RECORDED DATA START

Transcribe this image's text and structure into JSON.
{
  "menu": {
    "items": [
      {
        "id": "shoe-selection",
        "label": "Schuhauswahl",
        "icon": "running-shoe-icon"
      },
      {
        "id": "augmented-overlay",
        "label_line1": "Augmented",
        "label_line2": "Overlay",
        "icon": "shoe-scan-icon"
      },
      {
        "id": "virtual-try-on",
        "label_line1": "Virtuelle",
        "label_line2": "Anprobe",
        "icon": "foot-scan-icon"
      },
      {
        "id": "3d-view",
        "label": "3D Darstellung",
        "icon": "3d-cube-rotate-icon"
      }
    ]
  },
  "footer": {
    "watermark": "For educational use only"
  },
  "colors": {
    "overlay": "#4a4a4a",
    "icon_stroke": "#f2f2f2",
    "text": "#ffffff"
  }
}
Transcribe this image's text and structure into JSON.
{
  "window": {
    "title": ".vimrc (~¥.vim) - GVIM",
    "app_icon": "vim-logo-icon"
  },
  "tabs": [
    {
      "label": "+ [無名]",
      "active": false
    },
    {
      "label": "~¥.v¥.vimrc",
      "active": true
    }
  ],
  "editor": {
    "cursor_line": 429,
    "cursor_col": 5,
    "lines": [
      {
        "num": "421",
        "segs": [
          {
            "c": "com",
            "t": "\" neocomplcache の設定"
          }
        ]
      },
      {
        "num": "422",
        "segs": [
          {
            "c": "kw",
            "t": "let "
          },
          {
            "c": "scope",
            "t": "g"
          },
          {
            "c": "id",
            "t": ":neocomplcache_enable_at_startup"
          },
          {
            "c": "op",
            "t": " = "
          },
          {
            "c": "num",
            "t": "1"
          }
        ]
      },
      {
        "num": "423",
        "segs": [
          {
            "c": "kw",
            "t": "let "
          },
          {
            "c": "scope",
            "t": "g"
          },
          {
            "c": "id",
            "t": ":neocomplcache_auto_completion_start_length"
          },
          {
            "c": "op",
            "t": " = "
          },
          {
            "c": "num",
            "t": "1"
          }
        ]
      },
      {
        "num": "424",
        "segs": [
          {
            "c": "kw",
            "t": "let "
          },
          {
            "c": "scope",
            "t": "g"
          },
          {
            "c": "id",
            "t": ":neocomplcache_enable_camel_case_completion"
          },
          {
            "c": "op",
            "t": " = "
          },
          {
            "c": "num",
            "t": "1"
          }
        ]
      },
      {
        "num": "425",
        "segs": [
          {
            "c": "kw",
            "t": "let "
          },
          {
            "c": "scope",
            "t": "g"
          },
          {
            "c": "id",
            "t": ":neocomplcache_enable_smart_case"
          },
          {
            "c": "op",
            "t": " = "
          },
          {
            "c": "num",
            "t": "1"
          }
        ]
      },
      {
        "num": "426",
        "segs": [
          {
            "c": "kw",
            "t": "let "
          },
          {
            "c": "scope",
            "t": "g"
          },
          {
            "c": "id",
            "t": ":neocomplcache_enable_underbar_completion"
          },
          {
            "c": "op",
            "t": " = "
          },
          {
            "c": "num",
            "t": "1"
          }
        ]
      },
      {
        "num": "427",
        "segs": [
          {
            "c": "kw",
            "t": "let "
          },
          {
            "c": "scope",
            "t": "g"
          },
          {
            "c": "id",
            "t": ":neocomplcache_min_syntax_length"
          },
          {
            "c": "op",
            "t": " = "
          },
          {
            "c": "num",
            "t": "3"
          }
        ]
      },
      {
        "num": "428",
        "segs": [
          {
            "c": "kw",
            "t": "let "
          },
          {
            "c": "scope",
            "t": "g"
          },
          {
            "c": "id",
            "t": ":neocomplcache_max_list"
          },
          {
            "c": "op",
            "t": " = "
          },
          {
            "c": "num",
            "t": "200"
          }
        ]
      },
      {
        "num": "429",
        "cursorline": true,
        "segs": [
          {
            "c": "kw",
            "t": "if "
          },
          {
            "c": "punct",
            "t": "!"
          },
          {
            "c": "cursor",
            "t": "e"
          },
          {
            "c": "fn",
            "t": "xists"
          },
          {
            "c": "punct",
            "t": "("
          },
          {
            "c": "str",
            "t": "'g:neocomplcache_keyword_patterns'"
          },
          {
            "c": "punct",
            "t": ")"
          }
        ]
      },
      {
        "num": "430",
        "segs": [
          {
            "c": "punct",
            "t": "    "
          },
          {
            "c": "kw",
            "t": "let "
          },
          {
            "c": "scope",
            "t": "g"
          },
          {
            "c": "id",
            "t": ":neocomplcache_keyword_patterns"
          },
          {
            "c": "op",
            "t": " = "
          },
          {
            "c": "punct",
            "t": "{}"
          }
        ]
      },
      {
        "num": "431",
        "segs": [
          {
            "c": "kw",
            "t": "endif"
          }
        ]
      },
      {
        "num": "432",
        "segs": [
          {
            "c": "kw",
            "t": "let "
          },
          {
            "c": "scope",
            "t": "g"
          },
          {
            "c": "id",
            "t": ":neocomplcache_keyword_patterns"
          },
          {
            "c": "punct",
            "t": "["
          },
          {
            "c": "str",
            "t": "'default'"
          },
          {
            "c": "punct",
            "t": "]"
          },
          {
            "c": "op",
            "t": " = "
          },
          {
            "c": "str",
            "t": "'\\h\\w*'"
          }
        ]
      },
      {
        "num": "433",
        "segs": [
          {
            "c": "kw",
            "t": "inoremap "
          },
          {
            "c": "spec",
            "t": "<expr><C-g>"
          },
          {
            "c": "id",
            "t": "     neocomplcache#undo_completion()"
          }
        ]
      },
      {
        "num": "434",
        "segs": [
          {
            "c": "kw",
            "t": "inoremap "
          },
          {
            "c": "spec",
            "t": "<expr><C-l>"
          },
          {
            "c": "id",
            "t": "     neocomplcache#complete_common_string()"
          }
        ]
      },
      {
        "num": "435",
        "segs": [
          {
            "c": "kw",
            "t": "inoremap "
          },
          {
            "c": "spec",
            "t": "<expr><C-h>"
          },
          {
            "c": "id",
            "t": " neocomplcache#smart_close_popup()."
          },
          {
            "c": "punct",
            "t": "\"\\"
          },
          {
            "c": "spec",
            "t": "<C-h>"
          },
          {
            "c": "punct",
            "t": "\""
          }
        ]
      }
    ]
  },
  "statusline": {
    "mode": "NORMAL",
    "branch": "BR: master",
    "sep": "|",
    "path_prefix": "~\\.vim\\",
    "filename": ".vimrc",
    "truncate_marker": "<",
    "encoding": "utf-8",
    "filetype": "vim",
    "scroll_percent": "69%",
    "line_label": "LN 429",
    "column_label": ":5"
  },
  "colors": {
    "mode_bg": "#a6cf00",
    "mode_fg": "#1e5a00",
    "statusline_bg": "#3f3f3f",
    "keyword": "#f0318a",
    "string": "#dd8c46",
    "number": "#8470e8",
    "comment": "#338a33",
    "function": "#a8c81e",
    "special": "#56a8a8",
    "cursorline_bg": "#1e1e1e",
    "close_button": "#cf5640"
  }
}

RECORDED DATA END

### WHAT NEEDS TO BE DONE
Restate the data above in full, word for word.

### ANSWER TO THIS TASK
Transcribe this image's text and structure into JSON.
{
  "menu": {
    "items": [
      {
        "id": "shoe-selection",
        "label": "Schuhauswahl",
        "icon": "running-shoe-icon"
      },
      {
        "id": "augmented-overlay",
        "label_line1": "Augmented",
        "label_line2": "Overlay",
        "icon": "shoe-scan-icon"
      },
      {
        "id": "virtual-try-on",
        "label_line1": "Virtuelle",
        "label_line2": "Anprobe",
        "icon": "foot-scan-icon"
      },
      {
        "id": "3d-view",
        "label": "3D Darstellung",
        "icon": "3d-cube-rotate-icon"
      }
    ]
  },
  "footer": {
    "watermark": "For educational use only"
  },
  "colors": {
    "overlay": "#4a4a4a",
    "icon_stroke": "#f2f2f2",
    "text": "#ffffff"
  }
}
Transcribe this image's text and structure into JSON.
{
  "window": {
    "title": ".vimrc (~¥.vim) - GVIM",
    "app_icon": "vim-logo-icon"
  },
  "tabs": [
    {
      "label": "+ [無名]",
      "active": false
    },
    {
      "label": "~¥.v¥.vimrc",
      "active": true
    }
  ],
  "editor": {
    "cursor_line": 429,
    "cursor_col": 5,
    "lines": [
      {
        "num": "421",
        "segs": [
          {
            "c": "com",
            "t": "\" neocomplcache の設定"
          }
        ]
      },
      {
        "num": "422",
        "segs": [
          {
            "c": "kw",
            "t": "let "
          },
          {
            "c": "scope",
            "t": "g"
          },
          {
            "c": "id",
            "t": ":neocomplcache_enable_at_startup"
          },
          {
            "c": "op",
            "t": " = "
          },
          {
            "c": "num",
            "t": "1"
          }
        ]
      },
      {
        "num": "423",
        "segs": [
          {
            "c": "kw",
            "t": "let "
          },
          {
            "c": "scope",
            "t": "g"
          },
          {
            "c": "id",
            "t": ":neocomplcache_auto_completion_start_length"
          },
          {
            "c": "op",
            "t": " = "
          },
          {
            "c": "num",
            "t": "1"
          }
        ]
      },
      {
        "num": "424",
        "segs": [
          {
            "c": "kw",
            "t": "let "
          },
          {
            "c": "scope",
            "t": "g"
          },
          {
            "c": "id",
            "t": ":neocomplcache_enable_camel_case_completion"
          },
          {
            "c": "op",
            "t": " = "
          },
          {
            "c": "num",
            "t": "1"
          }
        ]
      },
      {
        "num": "425",
        "segs": [
          {
            "c": "kw",
            "t": "let "
          },
          {
            "c": "scope",
            "t": "g"
          },
          {
            "c": "id",
            "t": ":neocomplcache_enable_smart_case"
          },
          {
            "c": "op",
            "t": " = "
          },
          {
            "c": "num",
            "t": "1"
          }
        ]
      },
      {
        "num": "426",
        "segs": [
          {
            "c": "kw",
            "t": "let "
          },
          {
            "c": "scope",
            "t": "g"
          },
          {
            "c": "id",
            "t": ":neocomplcache_enable_underbar_completion"
          },
          {
            "c": "op",
            "t": " = "
          },
          {
            "c": "num",
            "t": "1"
          }
        ]
      },
      {
        "num": "427",
        "segs": [
          {
            "c": "kw",
            "t": "let "
          },
          {
            "c": "scope",
            "t": "g"
          },
          {
            "c": "id",
            "t": ":neocomplcache_min_syntax_length"
          },
          {
            "c": "op",
            "t": " = "
          },
          {
            "c": "num",
            "t": "3"
          }
        ]
      },
      {
        "num": "428",
        "segs": [
          {
            "c": "kw",
            "t": "let "
          },
          {
            "c": "scope",
            "t": "g"
          },
          {
            "c": "id",
            "t": ":neocomplcache_max_list"
          },
          {
            "c": "op",
            "t": " = "
          },
          {
            "c": "num",
            "t": "200"
          }
        ]
      },
      {
        "num": "429",
        "cursorline": true,
        "segs": [
          {
            "c": "kw",
            "t": "if "
          },
          {
            "c": "punct",
            "t": "!"
          },
          {
            "c": "cursor",
            "t": "e"
          },
          {
            "c": "fn",
            "t": "xists"
          },
          {
            "c": "punct",
            "t": "("
          },
          {
            "c": "str",
            "t": "'g:neocomplcache_keyword_patterns'"
          },
          {
            "c": "punct",
            "t": ")"
          }
        ]
      },
      {
        "num": "430",
        "segs": [
          {
            "c": "punct",
            "t": "    "
          },
          {
            "c": "kw",
            "t": "let "
          },
          {
            "c": "scope",
            "t": "g"
          },
          {
            "c": "id",
            "t": ":neocomplcache_keyword_patterns"
          },
          {
            "c": "op",
            "t": " = "
          },
          {
            "c": "punct",
            "t": "{}"
          }
        ]
      },
      {
        "num": "431",
        "segs": [
          {
            "c": "kw",
            "t": "endif"
          }
        ]
      },
      {
        "num": "432",
        "segs": [
          {
            "c": "kw",
            "t": "let "
          },
          {
            "c": "scope",
            "t": "g"
          },
          {
            "c": "id",
            "t": ":neocomplcache_keyword_patterns"
          },
          {
            "c": "punct",
            "t": "["
          },
          {
            "c": "str",
            "t": "'default'"
          },
          {
            "c": "punct",
            "t": "]"
          },
          {
            "c": "op",
            "t": " = "
          },
          {
            "c": "str",
            "t": "'\\h\\w*'"
          }
        ]
      },
      {
        "num": "433",
        "segs": [
          {
            "c": "kw",
            "t": "inoremap "
          },
          {
            "c": "spec",
            "t": "<expr><C-g>"
          },
          {
            "c": "id",
            "t": "     neocomplcache#undo_completion()"
          }
        ]
      },
      {
        "num": "434",
        "segs": [
          {
            "c": "kw",
            "t": "inoremap "
          },
          {
            "c": "spec",
            "t": "<expr><C-l>"
          },
          {
            "c": "id",
            "t": "     neocomplcache#complete_common_string()"
          }
        ]
      },
      {
        "num": "435",
        "segs": [
          {
            "c": "kw",
            "t": "inoremap "
          },
          {
            "c": "spec",
            "t": "<expr><C-h>"
          },
          {
            "c": "id",
            "t": " neocomplcache#smart_close_popup()."
          },
          {
            "c": "punct",
            "t": "\"\\"
          },
          {
            "c": "spec",
            "t": "<C-h>"
          },
          {
            "c": "punct",
            "t": "\""
          }
        ]
      }
    ]
  },
  "statusline": {
    "mode": "NORMAL",
    "branch": "BR: master",
    "sep": "|",
    "path_prefix": "~\\.vim\\",
    "filename": ".vimrc",
    "truncate_marker": "<",
    "encoding": "utf-8",
    "filetype": "vim",
    "scroll_percent": "69%",
    "line_label": "LN 429",
    "column_label": ":5"
  },
  "colors": {
    "mode_bg": "#a6cf00",
    "mode_fg": "#1e5a00",
    "statusline_bg": "#3f3f3f",
    "keyword": "#f0318a",
    "string": "#dd8c46",
    "number": "#8470e8",
    "comment": "#338a33",
    "function": "#a8c81e",
    "special": "#56a8a8",
    "cursorline_bg": "#1e1e1e",
    "close_button": "#cf5640"
  }
}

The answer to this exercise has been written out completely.